Knowledge that her children could one day be part of the enterprise her father and her husband had built led her to the decision she made: "to try to hold on to the company by going to work."

Racked by insecurity, she once said that, in taking over the newspaper, she felt pure "terror."

"Sometimes you don't really decide, you just move forward, and that is what I did - moved forward blindly and mindlessly into a new and unknown life."

But as the new president of the Post Co., she proved anything but a placeholder. She became a tough, principled and progressive leader and sought out the best journalistic talents of her times.

In 1965, believing the paper needed to be enlivened, she hired Mr. Bradlee, Newsweek's Washington bureau chief, who had been aggressively pursuing the job of Post managing editor.

"Part of me thought, 'What gall this guy has to be so pushy when he doesn't even have the job,'" she wrote. "But part of me thought, 'Maybe this is exactly what we need and what I'm looking for.'"

Mr. Bradlee went on to lead the editorial side of the newspaper as executive editor during its heyday in the 1970s.

In 1971, The New York Times obtained the Pentagon Papers, the government documents concerning the Vietnam War that Daniel Ellsberg, a former Defense Department official, had secretly leaked. A federal judge issued a restraining order against the Times. When the Post obtained its own copy of the documents, it was up to Mrs. Graham to decide whether to defy the court order and publish, as the newsroom recommended, or, as the lawyers advised, not publish.

"Frightened and tense, I took a big gulp and said, 'Go ahead, go ahead, go ahead. Let's go, let's publish,'" Mrs. Graham wrote.
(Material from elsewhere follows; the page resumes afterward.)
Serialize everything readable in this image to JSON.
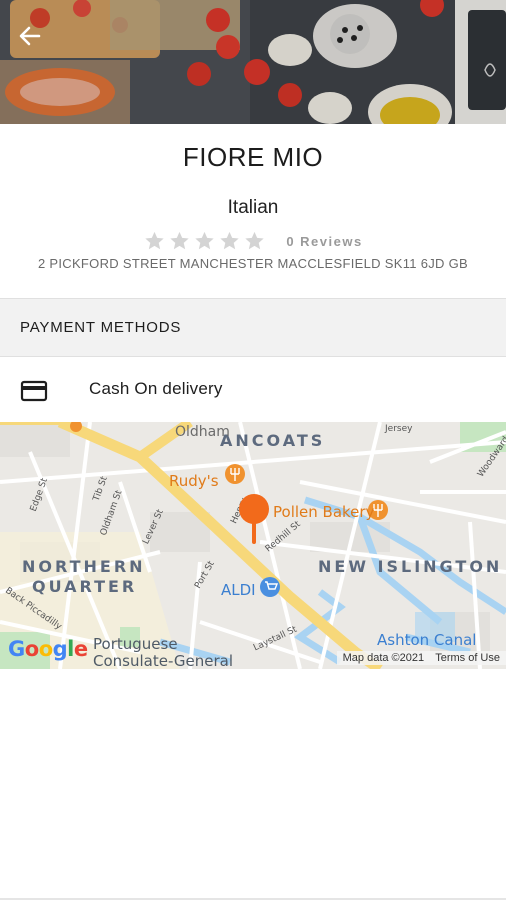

In the end, the restraining order was lifted and the episode became a landmark First Amendment ruling by the Supreme Court.

For the news media and its advocates, the decisions by the Times and Post to publish the Pentagon Papers came to be seen as acts of courage on behalf of a free press.

Soon after, in June 1972, two young Post reporters, Bob Woodward and Carl Bernstein, started investigating a burglary at the Democratic Party headquarters at the Watergate complex.

Received threats

As the Post unraveled the scandal, ensnaring Nixon administration officials at higher and higher levels, Mrs. Graham began receiving threats, including a profane one from Attorney General John Mitchell, uttered in an explosive phone conversation with Mr. Bernstein.

The administration challenged license renewals for TV stations the Post owned. And for many months even some of Mrs. Graham's friends - and readers - doubted the central premise of the Watergate story: that a president and numerous close allies had taken part in a vast coverup as part of a pattern of crimes aimed at their perceived enemies.

"The credibility of the paper was on the line," Mr. Bernstein told CNN yesterday. "And she had the courage to go with two 28-year-old kids that she really didn't know."

The Post won a Pulitzer Prize for its Watergate coverage in 1973. The next summer, Mr. Nixon resigned.

Watergate catapulted the Post, and Mrs. Graham, to journalistic heights. At the same time, she was successfully tending the business side of the newspaper, turning the Post Co. into a profitable conglomerate of newspaper, magazine, broadcast and cable properties.

She raised money for expansion by taking the company public in 1971. And demonstrating her resolve as a businesswoman, she took on - and broke - the pressmen's union and several other labor units in 1975 after a violent five-month strike.

By the time she turned the mantle of president and CEO of the Post Co. over to her son Donald in 1991, it ranked 271st on the Fortune 500 list and was valued at nearly $2 billion. In 1993, Donald Graham succeeded his mother as company chairman, with Mrs. Graham becoming chairman of the company's executive committee.

'Let others judge'

When Personal History was published four years ago, Mrs. Graham embarked on a tireless book tour, speaking about her remarkable life and her efforts to battle shyness and feelings of inadequacy. In one interview, she said she could not point to any single proudest accomplishment of her career. "Let other people judge," she said.

Mrs. Graham, who spent Augusts at her home on Martha's Vineyard, had been working on a book about the history of Washington and still came to her office at the Post every day when in town.

Besides her son Donald, Mrs. Graham is survived by her daughter, Elizabeth Weymouth, a Post and Newsweek journalist, of New York; and her two other sons, William Graham, an investor, of Los Angeles; and Stephen Graham, a producer, philanthropist and doctoral student of English literature, of New York; 10 grandchildren and one great-grandchild; and her sister, Ruth M. Epstein of Bronxville, N.Y.

The funeral service will be at 11 a.m. Monday at the National Cathedral in Washington.